Abstract. Possibilities are indispensable to philosophy and everyday decision-making. In philosophy many important theses about metaphysics, language and epistemology rest on the use of possibilities. In everyday decision-making people also respond to and act based on which possibilities they consider salient, open or ruled out. This paper argues that widely accepted proposals for what possibilities are cannot fulfill the roles played by possibilities in language and reasoning. Then I offer a novel nonreductive conception of possibility which can do better. This proposal treats possibilities as a kind of states of affairs distinct from mere possible states of affairs. I conclude by proposing an interpretation for possibilities by relying on evidence from experimental psychology which allows for perception of possibilities.

[A paper on Abu Bakr al-Razi and epistemology]
In preparation

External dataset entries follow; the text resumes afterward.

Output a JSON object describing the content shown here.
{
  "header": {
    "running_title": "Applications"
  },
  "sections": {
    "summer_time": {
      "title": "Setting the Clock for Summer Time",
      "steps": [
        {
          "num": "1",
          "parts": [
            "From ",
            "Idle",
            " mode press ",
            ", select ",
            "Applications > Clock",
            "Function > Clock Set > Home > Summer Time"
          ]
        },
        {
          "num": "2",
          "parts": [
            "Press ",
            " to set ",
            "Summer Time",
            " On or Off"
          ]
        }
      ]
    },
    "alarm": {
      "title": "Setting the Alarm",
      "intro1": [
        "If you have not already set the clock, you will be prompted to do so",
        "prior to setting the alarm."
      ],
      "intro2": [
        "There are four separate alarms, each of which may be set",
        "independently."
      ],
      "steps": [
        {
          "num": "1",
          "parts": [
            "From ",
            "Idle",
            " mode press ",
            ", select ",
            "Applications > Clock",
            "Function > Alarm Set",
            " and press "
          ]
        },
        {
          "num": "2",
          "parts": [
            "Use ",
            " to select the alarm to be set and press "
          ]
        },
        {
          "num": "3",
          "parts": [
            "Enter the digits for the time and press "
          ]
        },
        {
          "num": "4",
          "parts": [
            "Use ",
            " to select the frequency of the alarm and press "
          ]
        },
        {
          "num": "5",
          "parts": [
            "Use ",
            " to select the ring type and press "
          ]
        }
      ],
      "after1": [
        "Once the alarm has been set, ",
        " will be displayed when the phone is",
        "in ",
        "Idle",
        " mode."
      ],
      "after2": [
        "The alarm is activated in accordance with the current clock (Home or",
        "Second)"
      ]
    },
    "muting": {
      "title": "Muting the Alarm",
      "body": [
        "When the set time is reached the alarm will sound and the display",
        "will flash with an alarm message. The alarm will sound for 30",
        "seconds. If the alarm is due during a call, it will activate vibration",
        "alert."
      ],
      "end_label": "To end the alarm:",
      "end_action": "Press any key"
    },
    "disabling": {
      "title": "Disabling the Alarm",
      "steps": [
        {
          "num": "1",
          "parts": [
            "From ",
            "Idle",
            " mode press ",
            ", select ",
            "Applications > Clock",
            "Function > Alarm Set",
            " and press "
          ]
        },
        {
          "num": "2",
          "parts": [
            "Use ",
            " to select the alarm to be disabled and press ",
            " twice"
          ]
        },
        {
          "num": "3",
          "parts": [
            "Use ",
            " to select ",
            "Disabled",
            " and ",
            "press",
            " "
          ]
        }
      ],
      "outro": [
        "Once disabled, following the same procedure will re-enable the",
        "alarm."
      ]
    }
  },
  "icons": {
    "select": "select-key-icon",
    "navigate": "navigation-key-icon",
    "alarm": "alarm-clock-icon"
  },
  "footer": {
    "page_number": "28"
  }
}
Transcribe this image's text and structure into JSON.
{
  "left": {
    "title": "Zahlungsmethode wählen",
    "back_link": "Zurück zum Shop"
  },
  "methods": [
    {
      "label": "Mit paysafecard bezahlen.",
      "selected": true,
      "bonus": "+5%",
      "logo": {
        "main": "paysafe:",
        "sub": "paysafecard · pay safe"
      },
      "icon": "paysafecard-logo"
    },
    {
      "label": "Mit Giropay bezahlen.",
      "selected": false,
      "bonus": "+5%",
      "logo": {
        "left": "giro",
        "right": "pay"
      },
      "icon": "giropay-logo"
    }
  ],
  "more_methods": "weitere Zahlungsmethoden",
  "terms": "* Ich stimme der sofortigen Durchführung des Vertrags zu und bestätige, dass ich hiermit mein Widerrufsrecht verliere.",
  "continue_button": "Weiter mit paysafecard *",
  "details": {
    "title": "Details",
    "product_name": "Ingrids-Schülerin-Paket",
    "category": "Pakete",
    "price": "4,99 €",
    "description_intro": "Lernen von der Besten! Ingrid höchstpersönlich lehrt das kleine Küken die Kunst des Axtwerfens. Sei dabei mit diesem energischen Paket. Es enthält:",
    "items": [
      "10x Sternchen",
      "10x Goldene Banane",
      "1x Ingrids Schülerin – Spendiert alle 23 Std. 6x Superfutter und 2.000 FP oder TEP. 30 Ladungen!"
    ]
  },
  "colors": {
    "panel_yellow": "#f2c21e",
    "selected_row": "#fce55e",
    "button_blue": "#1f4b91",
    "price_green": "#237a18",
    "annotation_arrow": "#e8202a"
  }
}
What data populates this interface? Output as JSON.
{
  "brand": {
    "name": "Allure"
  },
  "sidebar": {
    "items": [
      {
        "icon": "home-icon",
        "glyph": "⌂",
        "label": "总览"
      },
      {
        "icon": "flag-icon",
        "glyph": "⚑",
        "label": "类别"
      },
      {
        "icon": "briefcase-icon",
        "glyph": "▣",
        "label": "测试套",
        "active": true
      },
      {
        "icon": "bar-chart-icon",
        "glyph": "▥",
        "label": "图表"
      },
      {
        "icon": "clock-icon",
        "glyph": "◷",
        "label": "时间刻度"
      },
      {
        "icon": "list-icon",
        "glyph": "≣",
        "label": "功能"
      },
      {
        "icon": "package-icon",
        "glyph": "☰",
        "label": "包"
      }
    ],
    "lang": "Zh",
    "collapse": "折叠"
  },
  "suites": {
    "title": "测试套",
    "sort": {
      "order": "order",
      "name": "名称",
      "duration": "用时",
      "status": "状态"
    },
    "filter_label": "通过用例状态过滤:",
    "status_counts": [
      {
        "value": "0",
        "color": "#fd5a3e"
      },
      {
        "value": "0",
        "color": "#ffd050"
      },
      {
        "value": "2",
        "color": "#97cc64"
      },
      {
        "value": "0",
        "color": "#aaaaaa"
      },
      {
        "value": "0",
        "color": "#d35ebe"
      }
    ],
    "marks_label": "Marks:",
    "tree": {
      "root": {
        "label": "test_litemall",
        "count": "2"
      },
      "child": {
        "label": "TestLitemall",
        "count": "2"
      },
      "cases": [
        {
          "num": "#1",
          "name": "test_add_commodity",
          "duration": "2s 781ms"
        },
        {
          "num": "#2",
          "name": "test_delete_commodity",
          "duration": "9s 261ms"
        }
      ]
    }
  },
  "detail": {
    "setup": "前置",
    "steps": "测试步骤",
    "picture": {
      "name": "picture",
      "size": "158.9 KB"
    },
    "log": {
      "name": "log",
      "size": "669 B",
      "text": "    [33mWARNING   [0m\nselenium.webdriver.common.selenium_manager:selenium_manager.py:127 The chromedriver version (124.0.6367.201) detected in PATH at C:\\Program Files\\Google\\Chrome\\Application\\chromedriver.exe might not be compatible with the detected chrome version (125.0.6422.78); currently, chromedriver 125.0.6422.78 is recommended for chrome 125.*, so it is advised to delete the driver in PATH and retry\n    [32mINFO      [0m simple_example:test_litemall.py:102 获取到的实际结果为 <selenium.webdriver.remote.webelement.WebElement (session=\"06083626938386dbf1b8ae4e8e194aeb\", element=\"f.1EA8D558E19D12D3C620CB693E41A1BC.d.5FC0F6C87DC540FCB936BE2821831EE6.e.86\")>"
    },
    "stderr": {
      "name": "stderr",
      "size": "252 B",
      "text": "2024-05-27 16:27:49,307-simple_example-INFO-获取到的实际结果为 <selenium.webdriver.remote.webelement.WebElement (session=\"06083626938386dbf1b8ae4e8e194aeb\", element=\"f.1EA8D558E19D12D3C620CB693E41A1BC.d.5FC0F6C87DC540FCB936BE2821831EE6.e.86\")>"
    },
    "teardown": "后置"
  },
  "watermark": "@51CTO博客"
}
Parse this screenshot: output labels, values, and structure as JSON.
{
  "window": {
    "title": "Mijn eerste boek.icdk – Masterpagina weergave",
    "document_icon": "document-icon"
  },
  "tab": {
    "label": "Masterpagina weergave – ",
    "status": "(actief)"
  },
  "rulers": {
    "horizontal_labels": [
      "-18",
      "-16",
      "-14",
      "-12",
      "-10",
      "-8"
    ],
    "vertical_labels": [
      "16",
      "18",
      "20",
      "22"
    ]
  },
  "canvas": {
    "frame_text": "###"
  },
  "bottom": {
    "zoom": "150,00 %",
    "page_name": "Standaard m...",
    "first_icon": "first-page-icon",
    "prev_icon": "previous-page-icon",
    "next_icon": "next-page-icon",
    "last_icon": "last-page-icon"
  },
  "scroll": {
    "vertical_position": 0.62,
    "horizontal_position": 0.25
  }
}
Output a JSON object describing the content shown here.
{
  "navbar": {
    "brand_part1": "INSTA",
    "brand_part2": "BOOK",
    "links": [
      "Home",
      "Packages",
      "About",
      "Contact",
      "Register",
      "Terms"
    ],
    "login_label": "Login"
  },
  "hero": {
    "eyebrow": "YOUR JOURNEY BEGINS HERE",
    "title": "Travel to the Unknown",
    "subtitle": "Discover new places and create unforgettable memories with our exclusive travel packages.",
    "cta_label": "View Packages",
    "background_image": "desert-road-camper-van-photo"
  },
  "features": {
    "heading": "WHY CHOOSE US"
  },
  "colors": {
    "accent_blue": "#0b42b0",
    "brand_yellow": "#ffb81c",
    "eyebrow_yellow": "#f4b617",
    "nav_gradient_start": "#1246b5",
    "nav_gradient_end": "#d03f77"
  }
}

Abstract. Abū Bakr Muḥammad bin Zakariyya’ al-Rāzī (c. 865–925) attributes great importance to epistemology by placing attainment of knowledge as one of the two fundamental goals for humans tout court. For Razi attainment of knowledge depends on the most important quality of humans: use of reason. So the natural question for Razi is what kinds of uses of reason are conducive to knowledge and certainty. Razi’s medical and philosophical works suggest two disunified uses of reason. On the one hand, Razi’s philosophical works suggests that there is a use of reason which affords absolute certainty, especially use of reason in philosophical matters. On the other hand, his medicinal works suggests use of reason resembling modern scientific methodology—formulating possible explanations and testing them. The latter use of reason affords only likely results and promises no certainty. A natural explanation would be to have multiple uses of reason in Razian epistemology, but this seems unlikely, since Razi follows Galen in taking a good physician to be also a philosopher. In this paper I provide a system of Razian epistemology which resolves the problem of unification for the evidence at hand. In my reconstruction of Razian epistemology Razi is what we would call today a proponent of Inferece to the Best Explanation (IBE). The evidence which has Razi demanding and professing absolute certainty features Razi demanding the best possible explanation for some phenomena: either causal or deductive explanation. The evidence which has Razi cautioning against certainty features situations where the evidence cannot settle the best explanation for the phenomena tout court, though it favors some explanations over the others. In addition to many passages from Razi to support this interpretation, I also draw attention to the Epicurean notion of pithanon in their debate against Stoics, which also appears to be a precursor to IBE.

The Picture Gallery of Cornelis van der Geest by Willem van Haecht (1628)